Your goal: Check every line of the entries for "Finance", and copy the lines that hold it.

::::::

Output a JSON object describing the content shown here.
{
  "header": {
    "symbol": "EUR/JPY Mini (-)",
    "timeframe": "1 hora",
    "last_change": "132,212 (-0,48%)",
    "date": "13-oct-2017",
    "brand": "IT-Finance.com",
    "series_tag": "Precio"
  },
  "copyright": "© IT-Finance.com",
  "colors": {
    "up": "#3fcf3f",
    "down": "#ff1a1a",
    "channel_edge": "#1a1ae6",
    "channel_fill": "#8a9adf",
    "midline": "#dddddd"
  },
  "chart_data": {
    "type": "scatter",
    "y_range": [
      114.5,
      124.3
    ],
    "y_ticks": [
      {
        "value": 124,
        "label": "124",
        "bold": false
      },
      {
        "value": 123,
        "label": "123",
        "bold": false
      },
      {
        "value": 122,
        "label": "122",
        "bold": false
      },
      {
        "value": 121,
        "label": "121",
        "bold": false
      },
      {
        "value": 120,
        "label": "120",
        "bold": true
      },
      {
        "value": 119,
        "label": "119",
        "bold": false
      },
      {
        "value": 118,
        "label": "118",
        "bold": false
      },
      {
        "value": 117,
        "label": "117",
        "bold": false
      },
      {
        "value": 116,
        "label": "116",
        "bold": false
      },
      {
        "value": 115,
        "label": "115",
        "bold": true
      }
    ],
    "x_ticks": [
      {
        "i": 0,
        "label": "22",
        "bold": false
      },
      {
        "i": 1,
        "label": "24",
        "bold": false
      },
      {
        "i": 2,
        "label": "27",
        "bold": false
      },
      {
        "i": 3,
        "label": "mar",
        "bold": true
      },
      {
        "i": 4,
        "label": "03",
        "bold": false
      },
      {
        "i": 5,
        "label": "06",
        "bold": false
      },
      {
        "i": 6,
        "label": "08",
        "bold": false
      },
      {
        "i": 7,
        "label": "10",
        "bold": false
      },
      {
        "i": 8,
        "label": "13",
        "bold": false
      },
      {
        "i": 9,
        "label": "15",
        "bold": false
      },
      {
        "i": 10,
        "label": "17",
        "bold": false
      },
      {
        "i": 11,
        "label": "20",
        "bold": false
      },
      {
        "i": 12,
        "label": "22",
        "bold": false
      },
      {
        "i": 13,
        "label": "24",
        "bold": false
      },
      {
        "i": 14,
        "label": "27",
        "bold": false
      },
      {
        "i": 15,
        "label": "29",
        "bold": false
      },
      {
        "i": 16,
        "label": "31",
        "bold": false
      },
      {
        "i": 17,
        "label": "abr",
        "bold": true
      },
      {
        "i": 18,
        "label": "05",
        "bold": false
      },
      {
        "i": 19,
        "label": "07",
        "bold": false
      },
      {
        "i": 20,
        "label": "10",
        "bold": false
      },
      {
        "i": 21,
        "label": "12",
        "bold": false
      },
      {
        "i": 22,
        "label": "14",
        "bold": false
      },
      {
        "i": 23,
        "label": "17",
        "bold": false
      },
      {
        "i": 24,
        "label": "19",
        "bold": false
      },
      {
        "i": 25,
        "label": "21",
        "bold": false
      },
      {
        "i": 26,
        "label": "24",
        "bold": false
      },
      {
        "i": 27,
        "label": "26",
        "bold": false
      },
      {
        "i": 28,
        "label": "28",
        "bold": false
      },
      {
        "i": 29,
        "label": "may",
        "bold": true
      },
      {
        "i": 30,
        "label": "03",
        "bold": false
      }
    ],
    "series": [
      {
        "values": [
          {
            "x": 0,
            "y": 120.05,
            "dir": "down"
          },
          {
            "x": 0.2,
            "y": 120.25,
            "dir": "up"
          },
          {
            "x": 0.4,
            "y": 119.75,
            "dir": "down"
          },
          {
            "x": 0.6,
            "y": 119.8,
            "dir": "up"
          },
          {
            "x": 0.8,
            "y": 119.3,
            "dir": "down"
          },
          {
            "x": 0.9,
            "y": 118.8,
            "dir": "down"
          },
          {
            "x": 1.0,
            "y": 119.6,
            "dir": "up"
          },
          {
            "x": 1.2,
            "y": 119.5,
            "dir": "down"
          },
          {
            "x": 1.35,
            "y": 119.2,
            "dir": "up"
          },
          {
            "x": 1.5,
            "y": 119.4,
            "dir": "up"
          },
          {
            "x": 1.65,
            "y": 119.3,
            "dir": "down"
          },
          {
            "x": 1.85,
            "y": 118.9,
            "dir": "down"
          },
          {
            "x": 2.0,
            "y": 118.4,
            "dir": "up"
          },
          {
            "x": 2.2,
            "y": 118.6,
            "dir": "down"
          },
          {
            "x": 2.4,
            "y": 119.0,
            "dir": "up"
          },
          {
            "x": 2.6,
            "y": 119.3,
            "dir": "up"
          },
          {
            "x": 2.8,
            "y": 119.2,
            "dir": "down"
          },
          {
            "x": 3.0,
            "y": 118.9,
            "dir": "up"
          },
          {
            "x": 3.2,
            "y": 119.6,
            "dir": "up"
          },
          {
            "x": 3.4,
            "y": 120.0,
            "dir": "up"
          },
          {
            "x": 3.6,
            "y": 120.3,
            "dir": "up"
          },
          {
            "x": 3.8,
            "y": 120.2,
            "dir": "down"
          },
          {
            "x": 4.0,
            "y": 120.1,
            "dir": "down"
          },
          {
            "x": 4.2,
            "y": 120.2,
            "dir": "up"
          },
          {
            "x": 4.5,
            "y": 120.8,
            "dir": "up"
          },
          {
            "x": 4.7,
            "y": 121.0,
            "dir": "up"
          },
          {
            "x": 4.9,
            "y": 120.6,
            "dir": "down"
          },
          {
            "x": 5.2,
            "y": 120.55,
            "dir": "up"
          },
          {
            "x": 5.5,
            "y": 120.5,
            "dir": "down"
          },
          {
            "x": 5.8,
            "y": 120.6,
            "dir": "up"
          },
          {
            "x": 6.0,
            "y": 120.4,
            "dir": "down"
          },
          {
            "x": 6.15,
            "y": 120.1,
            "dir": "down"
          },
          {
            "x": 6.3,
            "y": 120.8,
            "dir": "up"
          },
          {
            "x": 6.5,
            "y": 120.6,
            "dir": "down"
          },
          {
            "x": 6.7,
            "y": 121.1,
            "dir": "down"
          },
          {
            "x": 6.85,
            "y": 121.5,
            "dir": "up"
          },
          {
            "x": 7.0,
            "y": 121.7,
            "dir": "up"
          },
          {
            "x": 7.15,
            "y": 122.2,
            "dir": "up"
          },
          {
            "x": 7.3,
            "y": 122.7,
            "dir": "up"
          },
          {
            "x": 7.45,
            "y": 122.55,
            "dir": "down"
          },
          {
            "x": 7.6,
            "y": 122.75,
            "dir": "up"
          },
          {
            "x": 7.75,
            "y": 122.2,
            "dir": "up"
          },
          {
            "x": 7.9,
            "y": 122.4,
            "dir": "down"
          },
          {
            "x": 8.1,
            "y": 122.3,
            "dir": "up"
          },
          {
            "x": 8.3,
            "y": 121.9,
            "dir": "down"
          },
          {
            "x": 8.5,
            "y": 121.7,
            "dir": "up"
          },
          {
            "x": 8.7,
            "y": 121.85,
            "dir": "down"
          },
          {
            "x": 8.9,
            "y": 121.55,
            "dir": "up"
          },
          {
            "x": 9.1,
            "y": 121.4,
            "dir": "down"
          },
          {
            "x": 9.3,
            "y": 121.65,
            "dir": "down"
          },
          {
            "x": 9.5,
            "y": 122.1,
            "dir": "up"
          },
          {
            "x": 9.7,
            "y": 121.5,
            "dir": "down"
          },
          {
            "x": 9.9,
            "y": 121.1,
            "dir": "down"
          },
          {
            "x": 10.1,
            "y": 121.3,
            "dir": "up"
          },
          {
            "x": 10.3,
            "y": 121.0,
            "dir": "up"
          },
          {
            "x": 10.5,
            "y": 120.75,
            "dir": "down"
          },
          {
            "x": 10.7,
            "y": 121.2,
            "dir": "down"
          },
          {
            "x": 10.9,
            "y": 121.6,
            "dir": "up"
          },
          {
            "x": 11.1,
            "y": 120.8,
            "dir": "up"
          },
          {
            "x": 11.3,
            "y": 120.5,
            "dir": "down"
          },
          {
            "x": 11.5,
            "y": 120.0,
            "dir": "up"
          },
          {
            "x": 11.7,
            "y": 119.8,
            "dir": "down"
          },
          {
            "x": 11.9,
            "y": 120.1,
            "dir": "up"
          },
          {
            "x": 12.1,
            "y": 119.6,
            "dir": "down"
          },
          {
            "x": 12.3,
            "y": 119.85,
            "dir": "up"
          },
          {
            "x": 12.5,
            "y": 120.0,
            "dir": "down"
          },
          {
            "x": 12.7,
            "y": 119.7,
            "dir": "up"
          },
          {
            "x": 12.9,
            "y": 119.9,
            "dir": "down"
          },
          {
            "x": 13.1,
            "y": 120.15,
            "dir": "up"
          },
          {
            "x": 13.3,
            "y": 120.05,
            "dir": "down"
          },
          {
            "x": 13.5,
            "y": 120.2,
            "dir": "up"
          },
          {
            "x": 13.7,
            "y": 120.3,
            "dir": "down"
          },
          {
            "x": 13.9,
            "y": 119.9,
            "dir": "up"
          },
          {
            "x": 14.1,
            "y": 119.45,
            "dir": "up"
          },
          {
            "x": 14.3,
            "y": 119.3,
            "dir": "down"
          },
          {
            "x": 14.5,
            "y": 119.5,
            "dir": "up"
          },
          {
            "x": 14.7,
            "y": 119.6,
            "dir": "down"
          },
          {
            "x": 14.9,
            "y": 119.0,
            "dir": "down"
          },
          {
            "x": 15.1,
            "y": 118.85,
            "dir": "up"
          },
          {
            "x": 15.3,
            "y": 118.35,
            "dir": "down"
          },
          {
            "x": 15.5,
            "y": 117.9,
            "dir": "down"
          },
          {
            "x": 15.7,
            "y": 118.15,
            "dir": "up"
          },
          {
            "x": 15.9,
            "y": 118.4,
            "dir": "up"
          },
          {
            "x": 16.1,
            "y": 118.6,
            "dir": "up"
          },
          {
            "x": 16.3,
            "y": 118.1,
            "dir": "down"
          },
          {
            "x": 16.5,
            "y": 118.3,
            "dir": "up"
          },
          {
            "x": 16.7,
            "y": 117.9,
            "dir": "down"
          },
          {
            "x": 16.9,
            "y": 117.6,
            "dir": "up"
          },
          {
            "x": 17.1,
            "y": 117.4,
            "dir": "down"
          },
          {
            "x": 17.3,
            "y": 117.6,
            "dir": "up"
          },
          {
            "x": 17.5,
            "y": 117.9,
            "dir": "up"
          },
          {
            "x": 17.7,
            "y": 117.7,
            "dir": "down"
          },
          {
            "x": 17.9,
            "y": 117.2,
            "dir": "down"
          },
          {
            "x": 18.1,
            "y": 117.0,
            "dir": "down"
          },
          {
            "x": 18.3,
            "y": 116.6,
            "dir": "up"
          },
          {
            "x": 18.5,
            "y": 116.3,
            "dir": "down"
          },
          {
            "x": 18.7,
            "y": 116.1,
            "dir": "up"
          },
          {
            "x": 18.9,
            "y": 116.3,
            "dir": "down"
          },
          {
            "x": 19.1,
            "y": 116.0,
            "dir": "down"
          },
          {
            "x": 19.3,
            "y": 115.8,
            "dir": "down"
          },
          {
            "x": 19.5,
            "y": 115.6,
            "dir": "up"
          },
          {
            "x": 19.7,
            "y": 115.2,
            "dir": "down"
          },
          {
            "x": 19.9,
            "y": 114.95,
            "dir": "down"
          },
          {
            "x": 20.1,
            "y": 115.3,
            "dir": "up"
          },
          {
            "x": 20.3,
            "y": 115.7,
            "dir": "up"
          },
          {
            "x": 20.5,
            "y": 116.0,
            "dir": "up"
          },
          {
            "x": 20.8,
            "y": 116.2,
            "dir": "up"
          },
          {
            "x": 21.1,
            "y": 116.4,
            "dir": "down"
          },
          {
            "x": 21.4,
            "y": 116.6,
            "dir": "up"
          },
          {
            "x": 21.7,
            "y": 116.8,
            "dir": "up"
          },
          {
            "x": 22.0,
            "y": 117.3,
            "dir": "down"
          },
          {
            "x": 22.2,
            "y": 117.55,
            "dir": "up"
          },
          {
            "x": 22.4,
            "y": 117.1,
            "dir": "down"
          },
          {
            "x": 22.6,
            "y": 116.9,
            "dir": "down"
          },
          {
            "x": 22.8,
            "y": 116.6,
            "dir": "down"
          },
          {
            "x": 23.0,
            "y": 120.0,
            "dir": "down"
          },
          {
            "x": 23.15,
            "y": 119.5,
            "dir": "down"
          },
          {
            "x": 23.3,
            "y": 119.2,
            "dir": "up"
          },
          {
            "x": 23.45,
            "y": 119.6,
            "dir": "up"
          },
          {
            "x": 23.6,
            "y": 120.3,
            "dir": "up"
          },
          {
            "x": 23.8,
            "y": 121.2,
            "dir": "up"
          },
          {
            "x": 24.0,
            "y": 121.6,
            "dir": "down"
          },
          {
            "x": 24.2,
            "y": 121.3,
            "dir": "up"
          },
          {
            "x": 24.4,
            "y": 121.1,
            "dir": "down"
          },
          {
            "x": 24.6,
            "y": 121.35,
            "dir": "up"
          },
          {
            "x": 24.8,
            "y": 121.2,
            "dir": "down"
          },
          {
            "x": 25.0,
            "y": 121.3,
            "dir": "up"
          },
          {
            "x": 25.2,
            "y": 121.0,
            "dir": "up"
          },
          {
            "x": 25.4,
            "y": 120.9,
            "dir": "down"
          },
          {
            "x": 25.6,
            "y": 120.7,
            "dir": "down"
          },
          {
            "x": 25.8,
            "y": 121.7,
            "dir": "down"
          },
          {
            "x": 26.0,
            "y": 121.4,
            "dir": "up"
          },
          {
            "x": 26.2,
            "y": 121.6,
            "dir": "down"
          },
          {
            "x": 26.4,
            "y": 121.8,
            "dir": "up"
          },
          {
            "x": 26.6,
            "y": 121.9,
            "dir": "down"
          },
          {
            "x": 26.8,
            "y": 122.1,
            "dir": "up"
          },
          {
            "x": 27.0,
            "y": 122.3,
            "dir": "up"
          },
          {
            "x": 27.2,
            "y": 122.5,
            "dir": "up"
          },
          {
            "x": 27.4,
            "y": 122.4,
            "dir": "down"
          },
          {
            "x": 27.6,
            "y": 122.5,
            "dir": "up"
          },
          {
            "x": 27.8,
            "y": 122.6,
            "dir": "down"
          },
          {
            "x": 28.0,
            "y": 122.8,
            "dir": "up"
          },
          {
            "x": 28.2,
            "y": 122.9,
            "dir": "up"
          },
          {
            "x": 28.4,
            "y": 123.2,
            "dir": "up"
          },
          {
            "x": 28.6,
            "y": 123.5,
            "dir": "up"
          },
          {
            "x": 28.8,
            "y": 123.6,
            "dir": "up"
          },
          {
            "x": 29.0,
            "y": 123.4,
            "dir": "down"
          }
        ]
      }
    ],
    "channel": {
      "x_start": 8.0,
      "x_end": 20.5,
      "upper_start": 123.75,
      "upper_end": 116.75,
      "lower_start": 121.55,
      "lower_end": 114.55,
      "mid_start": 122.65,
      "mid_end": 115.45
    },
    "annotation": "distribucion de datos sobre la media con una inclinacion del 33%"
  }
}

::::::

Response area:
    "brand": "IT-Finance.com",
  "copyright": "© IT-Finance.com",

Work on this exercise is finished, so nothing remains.